LLVM IR, which works alright with the default Win32 calling
conventions, also plays nice with Win64 code within the limited scope
of my language (that requires packing of aggregates of sizes 8, 16,
32, and 64-bits into an integer argument, and passing of larger
aggregates by reference).

Sounds like pretty sane approach :slight_smile:

Ahoi Anton,

We do support one "exception" though for win64 - __m128 vectors. This
was done since they are
native types and thus do not get changed by type legalizer. I have no
idea why MS decided not to
pass then in registers... This is silly...

Hmm, maybe I can explain this: The Microsoft docs state that for
unprototyped functions floating-point values need to be passed as
double precision in both the floating-point registers (XMMn) and the
integer registers (RCX, etc.). That obviously doesn't work for SSE
vectors because they don't fit into the integer registers. So, there's
only pass-by-reference of the first four vectors, which they might
have generalized to all functions (even with complete signatures) for
consistency. Still weird though ...
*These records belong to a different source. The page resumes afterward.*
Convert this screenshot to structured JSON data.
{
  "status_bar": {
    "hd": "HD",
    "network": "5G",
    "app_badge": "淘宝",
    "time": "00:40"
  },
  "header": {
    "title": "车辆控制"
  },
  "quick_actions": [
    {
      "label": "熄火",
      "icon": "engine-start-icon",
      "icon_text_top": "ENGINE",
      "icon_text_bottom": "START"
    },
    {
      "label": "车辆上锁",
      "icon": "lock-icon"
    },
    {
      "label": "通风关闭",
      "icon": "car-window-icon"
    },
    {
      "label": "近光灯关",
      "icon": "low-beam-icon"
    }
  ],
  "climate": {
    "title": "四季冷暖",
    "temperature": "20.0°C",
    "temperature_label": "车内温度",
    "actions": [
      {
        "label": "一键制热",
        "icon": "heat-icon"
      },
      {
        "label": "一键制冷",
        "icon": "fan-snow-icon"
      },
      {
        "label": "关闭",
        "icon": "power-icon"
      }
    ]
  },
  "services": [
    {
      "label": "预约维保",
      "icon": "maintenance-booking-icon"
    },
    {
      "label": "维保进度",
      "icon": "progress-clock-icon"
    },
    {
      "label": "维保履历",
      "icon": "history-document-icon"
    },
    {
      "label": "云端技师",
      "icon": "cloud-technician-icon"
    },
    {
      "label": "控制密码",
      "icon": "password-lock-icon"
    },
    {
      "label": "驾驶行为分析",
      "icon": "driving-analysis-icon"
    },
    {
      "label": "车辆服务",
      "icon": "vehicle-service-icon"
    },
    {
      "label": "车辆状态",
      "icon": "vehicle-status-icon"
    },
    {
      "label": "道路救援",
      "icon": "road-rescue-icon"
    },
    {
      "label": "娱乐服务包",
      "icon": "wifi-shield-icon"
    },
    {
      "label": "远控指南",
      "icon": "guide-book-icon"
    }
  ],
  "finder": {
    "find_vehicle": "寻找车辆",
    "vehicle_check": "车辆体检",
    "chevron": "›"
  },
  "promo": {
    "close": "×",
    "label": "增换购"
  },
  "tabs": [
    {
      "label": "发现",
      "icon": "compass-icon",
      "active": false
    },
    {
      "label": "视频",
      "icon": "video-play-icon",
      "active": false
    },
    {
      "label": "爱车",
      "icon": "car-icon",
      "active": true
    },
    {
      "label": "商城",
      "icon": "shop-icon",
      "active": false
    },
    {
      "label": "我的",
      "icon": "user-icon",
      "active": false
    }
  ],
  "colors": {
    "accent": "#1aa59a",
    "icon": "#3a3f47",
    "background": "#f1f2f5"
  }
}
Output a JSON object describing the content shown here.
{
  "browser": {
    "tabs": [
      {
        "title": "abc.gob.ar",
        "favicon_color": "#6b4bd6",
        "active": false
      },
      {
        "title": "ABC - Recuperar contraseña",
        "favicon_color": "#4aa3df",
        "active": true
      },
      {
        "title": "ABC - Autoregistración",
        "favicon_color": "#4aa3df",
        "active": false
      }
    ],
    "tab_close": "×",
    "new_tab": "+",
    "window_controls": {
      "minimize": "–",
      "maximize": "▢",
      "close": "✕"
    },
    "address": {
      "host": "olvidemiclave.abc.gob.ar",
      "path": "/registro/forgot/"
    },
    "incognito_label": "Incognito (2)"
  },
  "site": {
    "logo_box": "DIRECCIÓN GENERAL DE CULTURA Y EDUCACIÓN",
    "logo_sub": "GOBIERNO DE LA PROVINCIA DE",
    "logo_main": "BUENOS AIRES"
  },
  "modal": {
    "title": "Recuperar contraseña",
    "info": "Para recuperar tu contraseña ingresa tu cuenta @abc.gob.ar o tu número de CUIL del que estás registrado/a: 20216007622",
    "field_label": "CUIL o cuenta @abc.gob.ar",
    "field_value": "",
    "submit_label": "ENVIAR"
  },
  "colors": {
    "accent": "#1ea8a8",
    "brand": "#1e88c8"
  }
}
Sounds like pretty sane approach :slight_smile:

... which I just modified to *not* massage SSE vectors, as you
mentioned that LLVM would take care of this. :slight_smile:

Have a great weekend and thanks for your help,
Stephan

Hello, Stephan

Hmm, maybe I can explain this: The Microsoft docs state that for
unprototyped functions floating-point values need to be passed as
double precision in both the floating-point registers (XMMn) and the
integer registers (RCX, etc.). That obviously doesn't work for SSE
vectors because they don't fit into the integer registers. So, there's
only pass-by-reference of the first four vectors, which they might
have generalized to all functions (even with complete signatures) for
consistency. Still weird though ...

Right. Since this is definitely a waste of resources (=registers).
Looks like they didn't care about performance at all!